It is not too much of an exaggeration, I think, to suggest that the Roman defeat by the Goths, and the death of the Emperor Valens, at the Battle of Adrianople in August 378AD was truly one of the decisive events of the western world. Ammianus Marcellinus, the Roman historian, was to write of, "Those ever irreparable losses, so costly to the Roman state." It changed the character of the Empire: the Goths, though partly tamed by Theodosius I, were to remain as a distinct entity within its frontiers; sometimes allies; other times enemies. Roman losses could only be made good by co-opting Barbarians into the army as Foederati under their own commanders; and, as always, military power has ways of translating into political influence.

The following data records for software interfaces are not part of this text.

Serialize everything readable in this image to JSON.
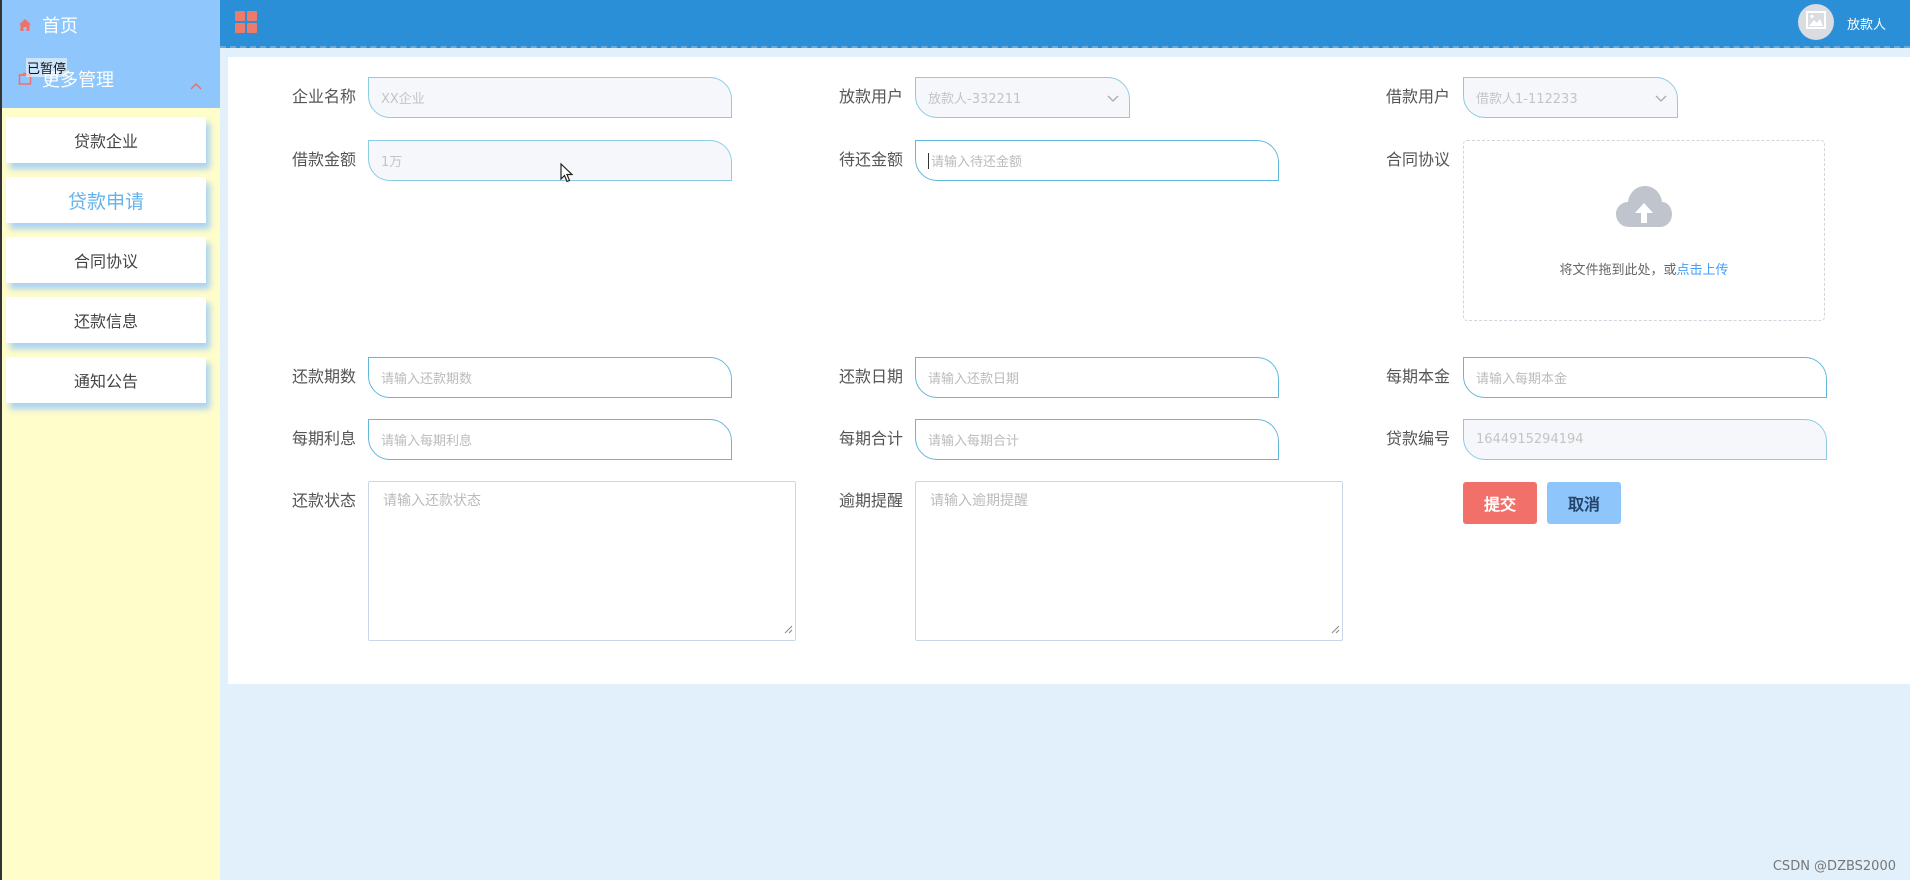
{
  "sidebar": {
    "home_label": "首页",
    "more_label": "更多管理",
    "paused_label": "已暂停",
    "items": [
      {
        "label": "贷款企业"
      },
      {
        "label": "贷款申请"
      },
      {
        "label": "合同协议"
      },
      {
        "label": "还款信息"
      },
      {
        "label": "通知公告"
      }
    ],
    "active_item": "贷款申请"
  },
  "header": {
    "user_name": "放款人"
  },
  "form": {
    "company_name": {
      "label": "企业名称",
      "value": "XX企业"
    },
    "lender_user": {
      "label": "放款用户",
      "value": "放款人-332211"
    },
    "borrower_user": {
      "label": "借款用户",
      "value": "借款人1-112233"
    },
    "loan_amount": {
      "label": "借款金额",
      "value": "1万"
    },
    "pending_amount": {
      "label": "待还金额",
      "placeholder": "请输入待还金额"
    },
    "contract": {
      "label": "合同协议",
      "upload_text": "将文件拖到此处，或",
      "upload_link": "点击上传"
    },
    "repay_periods": {
      "label": "还款期数",
      "placeholder": "请输入还款期数"
    },
    "repay_date": {
      "label": "还款日期",
      "placeholder": "请输入还款日期"
    },
    "principal_per_period": {
      "label": "每期本金",
      "placeholder": "请输入每期本金"
    },
    "interest_per_period": {
      "label": "每期利息",
      "placeholder": "请输入每期利息"
    },
    "total_per_period": {
      "label": "每期合计",
      "placeholder": "请输入每期合计"
    },
    "loan_number": {
      "label": "贷款编号",
      "value": "1644915294194"
    },
    "repay_status": {
      "label": "还款状态",
      "placeholder": "请输入还款状态"
    },
    "overdue_reminder": {
      "label": "逾期提醒",
      "placeholder": "请输入逾期提醒"
    },
    "submit_label": "提交",
    "cancel_label": "取消"
  },
  "watermark": "CSDN @DZBS2000",
  "colors": {
    "sidebar_bg": "#fffdc9",
    "menu_header_bg": "#8fc6fc",
    "topbar_bg": "#2a8fd6",
    "page_bg": "#e2f0fc",
    "field_border": "#62b8dc",
    "submit_bg": "#f1706a",
    "cancel_bg": "#8ec5fa",
    "active_menu_text": "#66b3ec"
  },
  "icons": {
    "home": "home-icon",
    "more": "folder-icon",
    "collapse": "chevron-up-icon",
    "menu_toggle": "grid-icon",
    "avatar": "image-placeholder-icon",
    "select_arrow": "chevron-down-icon",
    "upload": "cloud-upload-icon"
  }
}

Adrianople also changed forever the essential character of the Roman military. It was to end the reliance on the infantry legions, the formations that had proved so formidable in the past, and upon which the Empire had been built in the first place. Less than a hundred years after the battle heavy cavalry had become the main offensive arm in the Imperial army, changing by stages into the Byzantine cataphracts and the armoured horsemen of the Middle Ages